I started this series a couple of years back, likely the result of a Pixel of Ink find or daily Amazon free deal or something. I remember stumbling on it my first year of grad school. when there was a lull in the coursework that allowed me some time to pleasure read. The first book, Darkhouse, introduces the two main characters, Perry Palamino and Dex Foray, as they independently attempted to document paranormal activity at an Oregon lighthouse. Their excursions lead to Perry collaborated with Dex for a Seattle-based Internet paranormal investigation show titled, Experiment in Terror. The plots of books 2-7 follow Dex and Perry’s investigations, but early on, the reader discovers they both are endowed with supernatural gifts that inevitably complicate their situations. However, even with several near death experiences and a demonic possession, the show must go on. Intermingled with all the supernatural creatures, ghosts, and demons, the “will they, won’t they” between Perry and Dex builds to a climax (literally) at the end of Into the Hollow (Book 6). They continue to investigate for EIT in the next two books, but the difficulties inherent when two supernaturally sensitive people get together start making waves that tear holes between this world and Hell. At the end of Ashes to Ashes (Book 8), the EIT team calls it quits because shit got real with some demons in an old sanatorium for dying children. But, the even scarier sh*t goes down after the cameras stopped rolling. In the final installment, Dust to Dust, Dex’s demon brother whisks him away to their childhood home in an attempt to open a door to Hell on Earth, using Dex and Perry’s unique energy, as well as her sister’s and mother’s, to create an unsealable gateway.  Dex dies in the process, but Perry goes into the Thin Veil between Hell and Earth to bring him back. You know, because she loves him. And, on the junk food aisle, love usually conquers all. That doesn’t mean a few meaningful characters aren’t lost along the way, but did you really expect anything to really get in the way of a happy ending? And, since I spent the last year immersed in Westoros, I guess I was hoping for less of a happy ending. Thanks, GRRM, for ruining me, BTW. But, this is the kind of story that gets wrapped in a nice little bow, and ties up most of the loose ends to leave the reader with the good feels. I admit that I have the warm fuzzies as the series came to a close at Dex and Perry’s wedding.

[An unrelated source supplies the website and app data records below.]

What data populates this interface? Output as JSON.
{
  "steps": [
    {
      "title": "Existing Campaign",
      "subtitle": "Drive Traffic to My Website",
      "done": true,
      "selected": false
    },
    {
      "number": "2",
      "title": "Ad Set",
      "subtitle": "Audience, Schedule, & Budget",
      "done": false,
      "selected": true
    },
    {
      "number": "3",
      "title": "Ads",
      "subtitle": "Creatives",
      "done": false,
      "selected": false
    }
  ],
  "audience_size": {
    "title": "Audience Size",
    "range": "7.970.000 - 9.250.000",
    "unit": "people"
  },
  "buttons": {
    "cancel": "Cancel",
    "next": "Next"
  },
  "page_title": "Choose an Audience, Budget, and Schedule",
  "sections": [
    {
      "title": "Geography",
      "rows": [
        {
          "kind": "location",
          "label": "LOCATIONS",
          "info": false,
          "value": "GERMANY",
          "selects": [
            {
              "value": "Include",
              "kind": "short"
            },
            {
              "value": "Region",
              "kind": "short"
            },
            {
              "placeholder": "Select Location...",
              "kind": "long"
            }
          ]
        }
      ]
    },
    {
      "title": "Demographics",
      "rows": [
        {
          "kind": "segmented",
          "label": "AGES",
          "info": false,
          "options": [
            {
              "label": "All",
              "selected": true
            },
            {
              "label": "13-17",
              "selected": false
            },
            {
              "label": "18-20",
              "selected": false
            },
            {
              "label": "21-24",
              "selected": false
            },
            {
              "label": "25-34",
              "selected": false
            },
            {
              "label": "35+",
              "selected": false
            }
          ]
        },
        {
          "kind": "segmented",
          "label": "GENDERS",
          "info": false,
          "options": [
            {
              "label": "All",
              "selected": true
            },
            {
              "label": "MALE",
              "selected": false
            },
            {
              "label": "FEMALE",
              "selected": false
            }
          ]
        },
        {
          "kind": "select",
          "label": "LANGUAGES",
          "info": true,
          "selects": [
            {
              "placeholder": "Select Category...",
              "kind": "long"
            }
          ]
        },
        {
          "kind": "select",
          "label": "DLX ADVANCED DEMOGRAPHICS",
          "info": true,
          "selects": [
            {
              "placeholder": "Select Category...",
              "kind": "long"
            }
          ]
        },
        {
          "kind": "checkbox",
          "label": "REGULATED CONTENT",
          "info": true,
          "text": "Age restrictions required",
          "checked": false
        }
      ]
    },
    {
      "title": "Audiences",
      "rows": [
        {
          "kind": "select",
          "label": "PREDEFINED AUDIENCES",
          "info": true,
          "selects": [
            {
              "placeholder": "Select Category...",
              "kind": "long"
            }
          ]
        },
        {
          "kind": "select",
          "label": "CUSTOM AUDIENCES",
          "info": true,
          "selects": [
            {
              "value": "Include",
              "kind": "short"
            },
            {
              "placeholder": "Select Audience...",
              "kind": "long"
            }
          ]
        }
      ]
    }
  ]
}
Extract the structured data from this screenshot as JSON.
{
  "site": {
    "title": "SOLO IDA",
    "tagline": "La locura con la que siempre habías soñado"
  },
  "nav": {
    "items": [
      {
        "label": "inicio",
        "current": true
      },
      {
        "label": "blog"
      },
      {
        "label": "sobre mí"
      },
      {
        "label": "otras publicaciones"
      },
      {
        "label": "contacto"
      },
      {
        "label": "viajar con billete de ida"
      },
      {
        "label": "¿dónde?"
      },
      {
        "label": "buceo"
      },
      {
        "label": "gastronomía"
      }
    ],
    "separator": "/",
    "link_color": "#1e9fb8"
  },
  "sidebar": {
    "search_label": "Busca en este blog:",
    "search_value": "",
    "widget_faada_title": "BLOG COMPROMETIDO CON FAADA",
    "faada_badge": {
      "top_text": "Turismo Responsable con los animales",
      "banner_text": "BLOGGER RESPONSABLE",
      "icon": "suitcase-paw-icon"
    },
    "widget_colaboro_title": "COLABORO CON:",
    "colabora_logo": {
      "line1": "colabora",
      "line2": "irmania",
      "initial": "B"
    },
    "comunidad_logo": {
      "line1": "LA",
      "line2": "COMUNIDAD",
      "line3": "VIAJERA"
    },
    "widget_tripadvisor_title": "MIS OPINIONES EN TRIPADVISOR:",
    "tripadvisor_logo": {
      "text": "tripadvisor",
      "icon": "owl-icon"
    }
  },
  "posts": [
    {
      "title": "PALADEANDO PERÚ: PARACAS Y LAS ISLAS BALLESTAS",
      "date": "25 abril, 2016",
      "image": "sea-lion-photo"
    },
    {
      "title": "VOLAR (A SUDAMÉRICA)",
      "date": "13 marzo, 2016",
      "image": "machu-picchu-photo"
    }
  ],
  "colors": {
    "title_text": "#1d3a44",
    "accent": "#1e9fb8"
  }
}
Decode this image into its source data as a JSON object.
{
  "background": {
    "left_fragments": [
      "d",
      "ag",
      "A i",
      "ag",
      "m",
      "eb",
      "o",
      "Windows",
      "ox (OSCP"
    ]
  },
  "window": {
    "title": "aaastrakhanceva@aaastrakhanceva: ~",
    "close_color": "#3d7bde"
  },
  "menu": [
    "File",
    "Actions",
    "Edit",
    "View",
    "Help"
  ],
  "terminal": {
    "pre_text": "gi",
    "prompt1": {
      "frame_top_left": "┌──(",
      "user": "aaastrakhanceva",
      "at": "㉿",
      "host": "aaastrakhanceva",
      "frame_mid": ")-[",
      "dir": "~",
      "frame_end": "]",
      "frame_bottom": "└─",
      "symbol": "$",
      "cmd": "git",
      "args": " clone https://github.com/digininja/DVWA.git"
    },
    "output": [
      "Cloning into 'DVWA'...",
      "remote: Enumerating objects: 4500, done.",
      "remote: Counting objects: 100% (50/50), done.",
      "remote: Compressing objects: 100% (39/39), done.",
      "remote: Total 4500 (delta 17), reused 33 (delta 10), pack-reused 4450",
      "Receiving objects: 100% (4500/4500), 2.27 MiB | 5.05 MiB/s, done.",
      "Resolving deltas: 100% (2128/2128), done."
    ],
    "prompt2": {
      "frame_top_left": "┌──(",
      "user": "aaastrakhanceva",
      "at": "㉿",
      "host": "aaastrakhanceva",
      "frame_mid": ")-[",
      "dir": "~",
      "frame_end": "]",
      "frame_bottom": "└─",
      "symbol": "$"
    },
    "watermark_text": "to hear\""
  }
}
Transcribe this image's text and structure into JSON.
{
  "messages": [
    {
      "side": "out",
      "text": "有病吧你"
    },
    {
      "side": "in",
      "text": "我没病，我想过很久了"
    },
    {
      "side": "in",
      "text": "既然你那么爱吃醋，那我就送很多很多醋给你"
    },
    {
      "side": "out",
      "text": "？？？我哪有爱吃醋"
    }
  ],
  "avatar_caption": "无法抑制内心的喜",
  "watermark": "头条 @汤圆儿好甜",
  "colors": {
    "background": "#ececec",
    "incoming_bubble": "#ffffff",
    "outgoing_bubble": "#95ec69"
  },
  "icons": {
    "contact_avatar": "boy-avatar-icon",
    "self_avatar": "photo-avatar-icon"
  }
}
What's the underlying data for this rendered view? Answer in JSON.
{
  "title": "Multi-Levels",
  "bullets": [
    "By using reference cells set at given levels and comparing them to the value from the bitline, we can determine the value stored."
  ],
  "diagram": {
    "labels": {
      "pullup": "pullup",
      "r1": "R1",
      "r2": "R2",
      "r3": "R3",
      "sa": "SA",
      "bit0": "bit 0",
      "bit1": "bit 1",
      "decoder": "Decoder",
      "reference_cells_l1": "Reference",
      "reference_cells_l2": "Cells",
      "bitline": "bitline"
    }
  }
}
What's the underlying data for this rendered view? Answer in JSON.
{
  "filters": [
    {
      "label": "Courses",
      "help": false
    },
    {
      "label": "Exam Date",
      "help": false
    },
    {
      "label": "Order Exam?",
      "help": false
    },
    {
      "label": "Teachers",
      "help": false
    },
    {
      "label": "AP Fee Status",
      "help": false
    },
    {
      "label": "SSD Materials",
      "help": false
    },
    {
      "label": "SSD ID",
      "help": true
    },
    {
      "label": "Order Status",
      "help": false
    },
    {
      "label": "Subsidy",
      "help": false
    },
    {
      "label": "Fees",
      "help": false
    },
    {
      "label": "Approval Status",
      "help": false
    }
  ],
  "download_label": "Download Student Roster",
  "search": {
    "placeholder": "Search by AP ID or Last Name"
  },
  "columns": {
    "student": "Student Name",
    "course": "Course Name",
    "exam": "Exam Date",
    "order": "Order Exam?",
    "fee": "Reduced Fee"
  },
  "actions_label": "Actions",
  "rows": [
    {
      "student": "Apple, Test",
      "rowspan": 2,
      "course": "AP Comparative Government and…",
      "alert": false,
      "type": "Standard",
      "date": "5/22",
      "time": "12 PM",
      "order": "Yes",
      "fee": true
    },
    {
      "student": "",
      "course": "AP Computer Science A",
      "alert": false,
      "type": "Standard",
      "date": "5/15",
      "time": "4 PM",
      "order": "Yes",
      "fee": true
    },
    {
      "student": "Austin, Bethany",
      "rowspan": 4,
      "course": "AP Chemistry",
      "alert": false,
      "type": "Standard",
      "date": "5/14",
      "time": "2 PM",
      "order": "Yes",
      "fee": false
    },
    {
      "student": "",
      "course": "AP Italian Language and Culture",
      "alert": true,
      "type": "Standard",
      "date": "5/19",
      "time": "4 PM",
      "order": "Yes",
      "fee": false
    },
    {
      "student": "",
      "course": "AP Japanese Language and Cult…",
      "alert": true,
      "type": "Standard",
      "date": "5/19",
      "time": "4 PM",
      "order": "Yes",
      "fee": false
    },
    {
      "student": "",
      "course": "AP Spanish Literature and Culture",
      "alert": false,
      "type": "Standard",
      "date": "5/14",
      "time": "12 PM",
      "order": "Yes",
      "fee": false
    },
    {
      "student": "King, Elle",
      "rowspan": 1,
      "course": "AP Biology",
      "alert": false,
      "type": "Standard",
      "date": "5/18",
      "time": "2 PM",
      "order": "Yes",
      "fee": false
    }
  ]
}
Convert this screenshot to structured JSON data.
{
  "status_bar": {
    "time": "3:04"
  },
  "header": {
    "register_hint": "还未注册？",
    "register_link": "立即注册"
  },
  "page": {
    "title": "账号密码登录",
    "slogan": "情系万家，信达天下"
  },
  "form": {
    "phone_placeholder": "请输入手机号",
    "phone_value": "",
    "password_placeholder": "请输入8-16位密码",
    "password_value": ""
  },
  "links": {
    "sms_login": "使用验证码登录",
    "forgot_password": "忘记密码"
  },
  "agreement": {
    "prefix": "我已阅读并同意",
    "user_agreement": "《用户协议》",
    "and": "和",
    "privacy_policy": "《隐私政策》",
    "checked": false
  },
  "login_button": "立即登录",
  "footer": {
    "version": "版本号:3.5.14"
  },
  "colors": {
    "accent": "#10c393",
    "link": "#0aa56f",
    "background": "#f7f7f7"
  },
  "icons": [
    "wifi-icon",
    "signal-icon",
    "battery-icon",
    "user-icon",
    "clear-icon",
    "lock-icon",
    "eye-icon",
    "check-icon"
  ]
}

Having said that, like with any kind of junk food, there were moments were I just couldn’t stomach it and had to take a break.  Reading has become a bit of a thesis writing rebellion, so I devoured the last three books in about a week. By the time I was wrapping up Dust to Dust I was overly full and ready to stop eating. Fortunately, my gluttony for punishment won out in the end and I can say I’m now done. At times, it almost seemed to me that Halle was contractually obligated to include a certain number of racy sex scenes in each book. While I assume that is part of the appeal when there is a love story interwoven into the plot, it felt forced and overdone at times. Seriously, how many times do I really need to read about Dex’s insatiable need for intercourse and the lust in his dark eyes? Also, the swiftness at which I read these books felt like it was written at a young adult-ish level, but at times there was overuse of colloquialisms and profanity that I even felt was unnecessary, and I think the intimate scenes would have been more entertaining had Dex not wanted to “fuck the fuck out of her.” But probably the hardest thing to chew and swallow were the grammatical errors. They. Were. Rampant. Please, Karina, I beg you, get another editor.

But, at the end of the day, it is what it is: e-ink junk food wrought with too much sodium and added sugar that’s a lot of fun at the time, but once you’ve had your fill, you don’t go back right away. While I felt the storylines in the latter books were more engaging, the unnecessary sex and the bad editing  left that weird residue that interferes with my good impression of the product. And, in a few months, I will probably want something like that all over again.